It’s a bit of a long one this week. Get the three of us together and we can’t shut up about female villains! While I might be biased, I have to say that this is one of our best episodes yet, with Lucy spouting such gems like ‘speaking of psychos…’ and ‘I mean, Gary Oldman… would you say no?!’
This episode contains spoilers for the latest season of Game of Thrones. Proceed with caution… you’ve been warned.
Texts mentioned in this episode include:
- The Avengers (2012 film)
- Dracula: original novel and various film iterations
- Comic characters Wonder Woman, Cat Woman, Poison Ivy, and Emma Frost
- Batman: The Animated Series
- Game of Thrones (TV and book series, A Song of Ice and Fire)
- James Bond film series
- Robin Hood: Prince of Thieves (1991)
- Austin Powers: International Man of Mystery (1997)
- Maleficent (2014)
- Snow White and the Seven Dwarves
- Stardust (book and film)
- Harry Potter and the Philosopher’s Stone by JK Rowling
- Interview with the Vampire by Anne Rice
- Highlander (1986)
- Avengers (1961 TV series)
- The Little Mermaid (1989)
- Beauty and the Beast (1991)
- Buffy the Vampire Slayer
- Labyrinth (1986)
- Harry Potter and the Order of the Phoenix by JK Rowling
- The Lion, the Witch, and the Wardrobe by CS Lewis
- Matilda by Roald Dahl
- Misery by Stephen King
- The Northern Lights by Philip Pullman
- Willow (1988)
- Ladyhawke (1985)
- Macbeth by William Shakespeare
- The Duchess of Malfi by John Webster
- Elysium (2013)
If you haven’t listened to part 1, make sure you catch it. Our full back catalogue is available.
Breaking the Glass Slipper is available on Soundcloud, iTunes, Stitcher, TuneIn, and via RSS feed.
I think it’s possible (perhaps probable) that one of the reasons the trope of women using their sexuality came about because that was the only weapon they had throughout history. Even queens had limited tools at their disposal.
As for Austin Powers, they were pretty clearly riffing on Connery’s Bond in terms of his ridiculously exaggerated sexual prowess.
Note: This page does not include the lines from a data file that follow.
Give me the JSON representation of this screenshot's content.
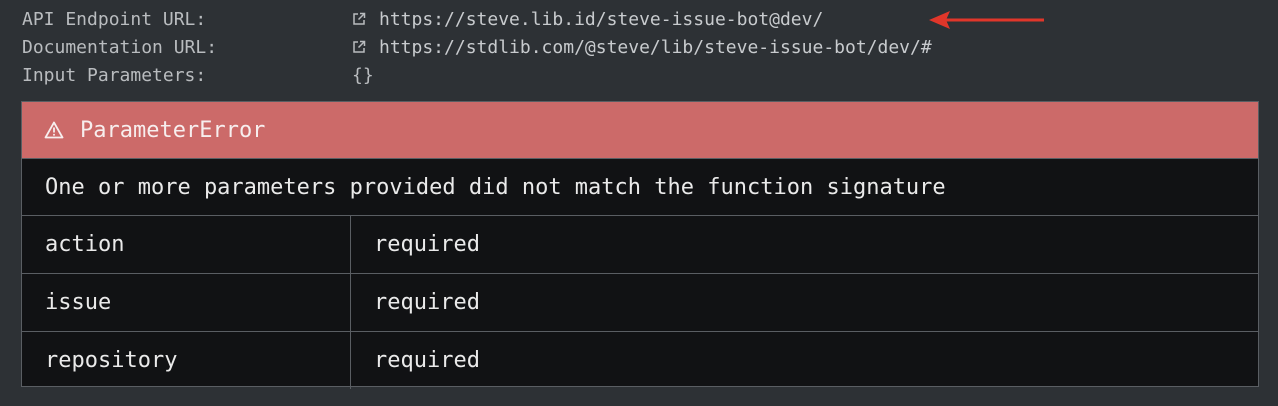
{
  "meta": {
    "api_endpoint": {
      "label": "API Endpoint URL:",
      "value": "https://steve.lib.id/steve-issue-bot@dev/"
    },
    "documentation": {
      "label": "Documentation URL:",
      "value": "https://stdlib.com/@steve/lib/steve-issue-bot/dev/#"
    },
    "input_parameters": {
      "label": "Input Parameters:",
      "value": "{}"
    }
  },
  "error": {
    "title": "ParameterError",
    "message": "One or more parameters provided did not match the function signature",
    "params": [
      {
        "name": "action",
        "status": "required"
      },
      {
        "name": "issue",
        "status": "required"
      },
      {
        "name": "repository",
        "status": "required"
      }
    ]
  },
  "colors": {
    "background": "#2d3135",
    "error_header": "#cc6a69",
    "panel": "#111214",
    "annotation_arrow": "#e0362a"
  },
  "icons": {
    "link": "external-link-icon",
    "warning": "warning-icon",
    "annotation": "red-arrow-icon"
  }
}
One male villain who used his sexuality as a weapon was the original appearance of Khan in Star Trek TOS. He was possibly the most well-rounded villain of all time in terms of toolset. Not the best execution, but the concept is interesting.
Great pair of episodes! I find the virgin/villainess dichotomy so frustrating.
I do have to say that I disagree with the characterization of Maleficent as a ‘bad’ villainess — I read her motivation as so much more than simply being rejected by the boy she loved. He grew close to her, gained her trust, and then betrayed her by (spoiler) removing an integral part of her identity when he cuts off her wings!
Regardless, another interesting and thought-provoking discussion. Thanks!
You basically couldn’t really think of a villain that used sex as a weapon (except Austin Powers) but they’re everywhere! But part of the gender stereotypes or tropes is that men use sex with women as weapons against other men, i.e. either raping or seducing the enemies wife and/or relatives. Once again a stereotype that leaves women’s agency out altogether.